An outbreak of bacterial soft rot and blackleg of potato has occurred since 2014 with the epicenter being in the northeastern region of the United States. Multiple species of Pectobacterium and Dickeya are causal agents, resulting in losses to commercial and seed potato production over the past decade in the Northeastern and North Central United States. To clarify the pathogen present at the outset of the epidemic in 2015 and 2016, a phylogenetic study was made of 121 pectolytic soft rot bacteria isolated from symptomatic potato; also included were 27 type strains of Dickeya and Pectobacterium species, and 47 historic reference strains. Phylogenetic trees constructed based on multilocus sequence alignments of concatenated dnaJ, dnaX and gyrB fragments revealed the epidemic isolates to cluster with type strains of D. chrysanthemi, D. dianthicola, D. dadantii, P. atrosepti-cum, P. brasiliense, P. carotovorum, P. parmentieri, P. polaris, P. punjabense, and P. versatile. Genetic diversity within D. dianthicola strains was low, with one sequence type (ST1) identified in 17 of 19 strains. Pectobacterium parmentieri was more diverse, with ten sequence types detected among 37 of the 2015–2016 strains. This study can aid in monitoring future shifts in potato soft rot pathogens within the U.S. and inform strategies for disease management.

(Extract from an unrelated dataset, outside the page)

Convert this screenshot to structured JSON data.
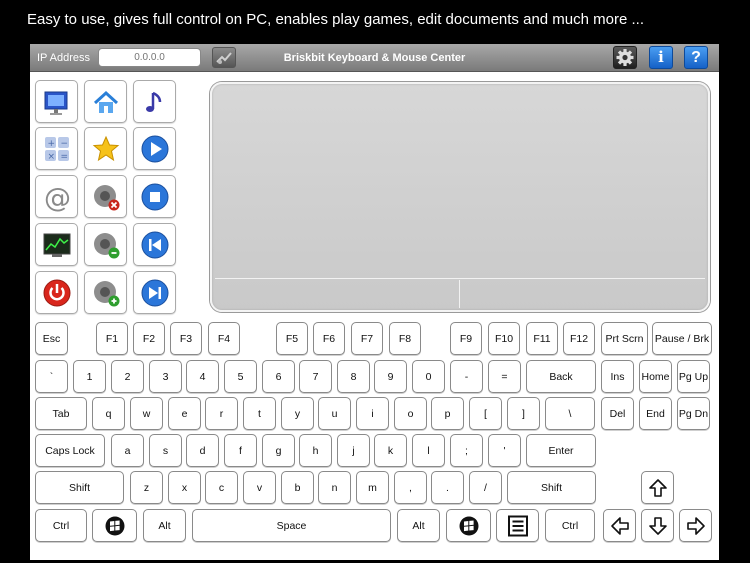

All Science Journal Classification (ASJC) codes
- Microbiology (medical)